Brian Cashman said yesterday that last winter’s moves weren’t his best off-season moves.
“I didn’t have a great winter last year,” the general manager said. “A lot of the things I wound up doing didn’t benefit us as much as I wish they would. Some didn’t benefit at all.” Readers of my writings know that to that I would have to say this: No duh.
Well, that was then and this is now. So what do the Yankees do this off-season. Pitching, Cashman said, is the most important area to address. Again: Duh.
To get Cliff Lee—the Yankees’ (and half the league’s) priority—the Yankees would have to ask the Treasury Department to print more money just so they can give it to Lee. Now, of course, Lee would look very nice in the Yankees rotation—a rotation that looked cracked in the playoffs and plainly needs shoring up. The Yankees would jump for joy if Lee agreed to come to the Bronx, even if they had to pay Lee, who turns 33 next season 20+ million until the age of 39 or 40? A bit of a scary thought.
But even scarier than that is this: what if the Yankees don’t sign him? What if Lee decides to stay in Texas, or heads to the Cardinals or someplace else? Then what do the Yankees do? After Lee the free agent pickings are “slim” and “none.” And “slim” left town. The trade market awaits.
Zach Grienke is a name that gets bounced around a lot. However Grienke comes with some concerns. First off, after his Cy Young year in 2009, his ERA jumped 2 full points last season to an unremarkable 4.17 and his K/9 dropped 2 Ks per game. Maybe he bounces back tucked into the Yankee rotation, but what if they weren’t an aberration, but the start of a decline? As if that wasn’t enough to consider, figure this: As Jon Heyman rightly brings up: Grienke has in the past had anxiety problems and depression. The Bronx spotlight may not be the right place for a guy who might be ill equipped to handle it.
Of course, trading both Swisher and Gardner would leave the Yankee outfield thin—which would immediately put them at the head of the table for going after Carl Crawford, using the money they were going to spend on Lee. Then does Montero spend time in right field, or maybe Brandon Laird makes the jump? Or maybe the Yankees resign Melky Cabrera for the outfield (making Cano very happy). Or maybe the Yankees could get by with a Thames/Hinske/Golson platoon—Ugggh.

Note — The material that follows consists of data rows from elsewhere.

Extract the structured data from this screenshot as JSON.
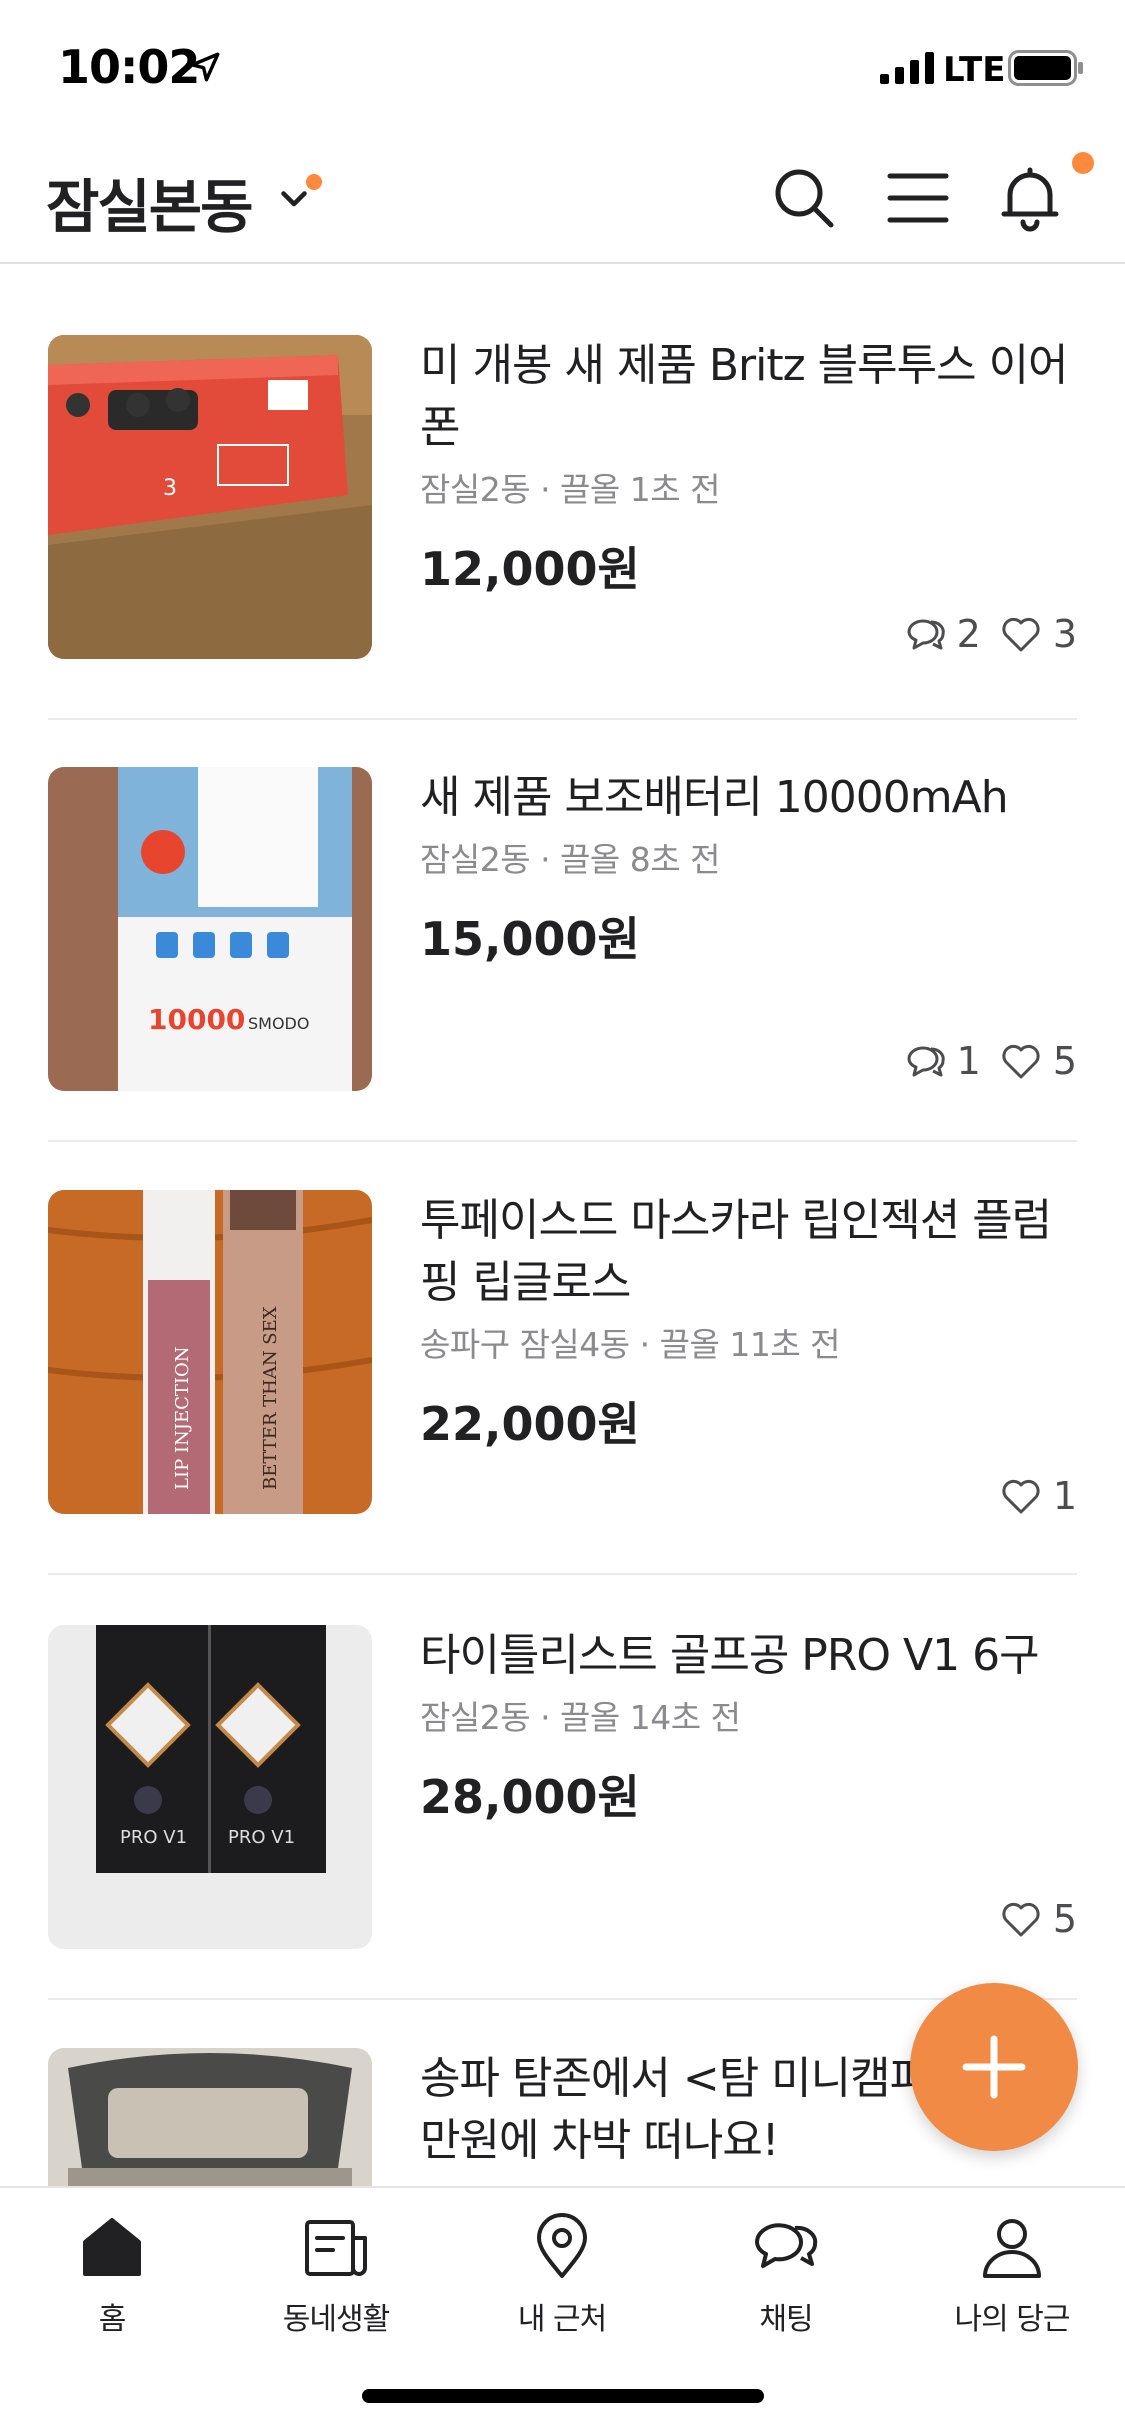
{
  "status_bar": {
    "time": "10:02",
    "network": "LTE"
  },
  "header": {
    "location": "잠실본동"
  },
  "items": [
    {
      "title": "미 개봉 새 제품 Britz 블루투스 이어폰",
      "meta": "잠실2동 · 끌올 1초 전",
      "price": "12,000원",
      "comments": "2",
      "likes": "3"
    },
    {
      "title": "새 제품 보조배터리 10000mAh",
      "meta": "잠실2동 · 끌올 8초 전",
      "price": "15,000원",
      "comments": "1",
      "likes": "5"
    },
    {
      "title": "투페이스드 마스카라 립인젝션 플럼핑 립글로스",
      "meta": "송파구 잠실4동 · 끌올 11초 전",
      "price": "22,000원",
      "likes": "1"
    },
    {
      "title": "타이틀리스트 골프공 PRO V1 6구",
      "meta": "잠실2동 · 끌올 14초 전",
      "price": "28,000원",
      "likes": "5"
    },
    {
      "title": "송파 탐존에서 <탐 미니캠퍼>로 5만원에 차박 떠나요!"
    }
  ],
  "nav": {
    "items": [
      {
        "label": "홈",
        "icon": "home-icon"
      },
      {
        "label": "동네생활",
        "icon": "community-icon"
      },
      {
        "label": "내 근처",
        "icon": "location-pin-icon"
      },
      {
        "label": "채팅",
        "icon": "chat-icon"
      },
      {
        "label": "나의 당근",
        "icon": "profile-icon"
      }
    ]
  },
  "colors": {
    "accent": "#ff8a3d",
    "fab": "#f08a44",
    "text": "#212124",
    "meta": "#8b8b8f"
  }
}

Oakland’s Billy Beane loves 2 things: inexpensive young players and on-base percentage. And with an embarrassment of young pitching, perhaps a trade of Brett Gardner (8th in the AL in on-base percentage) Zach McAllister and Eduardo Nunez could get Trevor Cahill or Gio Gonzalez? The A’s had 85 wins last season—and improvement to their team 109 HRs and .358 slugging percentage could help them move into AL West contention. And after giving up, say, Gonzalez, they would still have, Braden, Cahill, Anderson, Mazzaro and AAA prospect, Clayton Mortenson.

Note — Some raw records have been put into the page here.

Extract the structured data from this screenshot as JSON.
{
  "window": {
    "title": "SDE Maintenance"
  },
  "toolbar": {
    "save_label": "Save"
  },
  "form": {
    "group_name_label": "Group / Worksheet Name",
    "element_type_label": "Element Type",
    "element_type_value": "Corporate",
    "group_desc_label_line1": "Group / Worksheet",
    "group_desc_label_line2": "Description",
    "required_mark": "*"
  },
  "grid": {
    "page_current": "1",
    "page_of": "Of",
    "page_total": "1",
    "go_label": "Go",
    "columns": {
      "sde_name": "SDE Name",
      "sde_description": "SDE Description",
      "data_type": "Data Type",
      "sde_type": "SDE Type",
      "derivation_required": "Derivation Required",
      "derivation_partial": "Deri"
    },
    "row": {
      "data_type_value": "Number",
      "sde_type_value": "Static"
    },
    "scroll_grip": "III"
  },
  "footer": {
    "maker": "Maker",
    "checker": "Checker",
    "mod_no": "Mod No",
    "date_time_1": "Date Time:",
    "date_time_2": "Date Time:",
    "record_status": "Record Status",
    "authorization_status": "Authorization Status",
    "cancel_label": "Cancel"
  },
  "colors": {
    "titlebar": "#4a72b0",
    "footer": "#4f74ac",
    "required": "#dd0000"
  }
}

Or perhaps the Yankees could get a guy on the cusp—a AAA blue-chipper they could plug in behind Sabathia and Pettitte. The Mariners have one rock-solid ace in King Felix and 3 quality pitchers behind him. And considering all-universe minor-leaguer Michael Pineda is slotted to be a part of the Mariner rotation next year—and that the Mariner lineup was beyond deplorable—Seattle might be open to a trade with the Yankees for Luke French—their not-quite as talented quality AAA pitcher? French projects to be a 3-4 starter in a big league rotation, so heck no, he’s not Cliff Lee, but French did have a 1.165 WHIP and 2.98 in AAA this past season. So would Nick Swisher, Kevin Russo and highly regarded prospect low-A prospect Ramon Flores be enough for French and another prospect? Or how about Austin Romaine and Joba Chamberlain for French and a quality prospect? Then Ivan Nova and French can battle for the 5th spot in the rotation. Again, not as good as Cliff Lee, but a not-so-bad option. And remember: the Mariner with the most home runs had 15. Swisher, at 29, had almost double that. Ichiro had the highest OPS+ on the Mariners with a 113. Swisher had a 130+. And Chamberlain would love Safeco’s large confines and smaller spotlight. Some form of this trade might make sense.

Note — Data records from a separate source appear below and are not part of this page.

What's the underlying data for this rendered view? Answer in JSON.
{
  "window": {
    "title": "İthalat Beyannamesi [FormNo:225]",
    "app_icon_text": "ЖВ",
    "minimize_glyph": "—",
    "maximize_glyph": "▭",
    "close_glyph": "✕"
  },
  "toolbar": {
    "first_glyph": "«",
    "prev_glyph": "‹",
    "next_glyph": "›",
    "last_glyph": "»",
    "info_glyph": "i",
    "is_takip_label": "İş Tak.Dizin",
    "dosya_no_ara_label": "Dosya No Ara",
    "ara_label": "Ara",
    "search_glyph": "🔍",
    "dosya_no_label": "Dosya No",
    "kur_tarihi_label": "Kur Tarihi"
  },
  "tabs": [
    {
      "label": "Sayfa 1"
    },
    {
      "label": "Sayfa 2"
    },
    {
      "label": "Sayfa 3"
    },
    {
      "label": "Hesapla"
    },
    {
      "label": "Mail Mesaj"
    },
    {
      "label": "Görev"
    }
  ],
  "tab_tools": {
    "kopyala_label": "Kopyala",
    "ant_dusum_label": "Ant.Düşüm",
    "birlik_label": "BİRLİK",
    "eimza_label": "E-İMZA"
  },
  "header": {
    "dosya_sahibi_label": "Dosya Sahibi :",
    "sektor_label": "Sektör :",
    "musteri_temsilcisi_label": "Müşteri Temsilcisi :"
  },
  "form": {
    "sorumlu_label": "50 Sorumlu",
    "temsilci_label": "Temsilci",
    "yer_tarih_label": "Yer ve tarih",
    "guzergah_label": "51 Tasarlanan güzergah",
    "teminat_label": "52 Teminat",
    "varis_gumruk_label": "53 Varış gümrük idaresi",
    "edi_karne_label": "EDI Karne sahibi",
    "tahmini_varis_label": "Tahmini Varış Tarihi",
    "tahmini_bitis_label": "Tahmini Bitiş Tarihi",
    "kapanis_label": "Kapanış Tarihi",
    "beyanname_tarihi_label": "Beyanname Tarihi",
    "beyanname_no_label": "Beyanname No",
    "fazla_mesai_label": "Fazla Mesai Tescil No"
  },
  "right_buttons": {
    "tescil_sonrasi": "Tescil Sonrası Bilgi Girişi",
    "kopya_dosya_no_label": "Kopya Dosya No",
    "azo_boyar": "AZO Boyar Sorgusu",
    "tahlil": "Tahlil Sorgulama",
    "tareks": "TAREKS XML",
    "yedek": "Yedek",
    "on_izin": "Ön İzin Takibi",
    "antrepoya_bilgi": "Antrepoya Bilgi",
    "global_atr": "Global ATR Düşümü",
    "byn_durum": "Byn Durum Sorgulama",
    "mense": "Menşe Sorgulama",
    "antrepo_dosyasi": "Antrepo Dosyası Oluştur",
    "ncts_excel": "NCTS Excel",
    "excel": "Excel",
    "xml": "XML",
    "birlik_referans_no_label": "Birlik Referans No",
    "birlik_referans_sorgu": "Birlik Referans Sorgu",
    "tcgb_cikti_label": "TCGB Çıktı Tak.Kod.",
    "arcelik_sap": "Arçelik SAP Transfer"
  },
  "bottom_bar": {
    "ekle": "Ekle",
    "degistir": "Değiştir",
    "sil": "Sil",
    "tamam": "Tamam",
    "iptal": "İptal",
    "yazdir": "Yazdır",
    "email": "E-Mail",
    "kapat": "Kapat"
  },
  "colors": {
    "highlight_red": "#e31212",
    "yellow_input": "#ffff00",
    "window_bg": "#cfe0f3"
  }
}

And of course, this isn’t even the biggest Yankee off-season problem. No, that problem belongs to whomever the Yankees hire as pitching coach: fixing A.J. Burnett. Good luck to whomever gets that problem handed on his plate.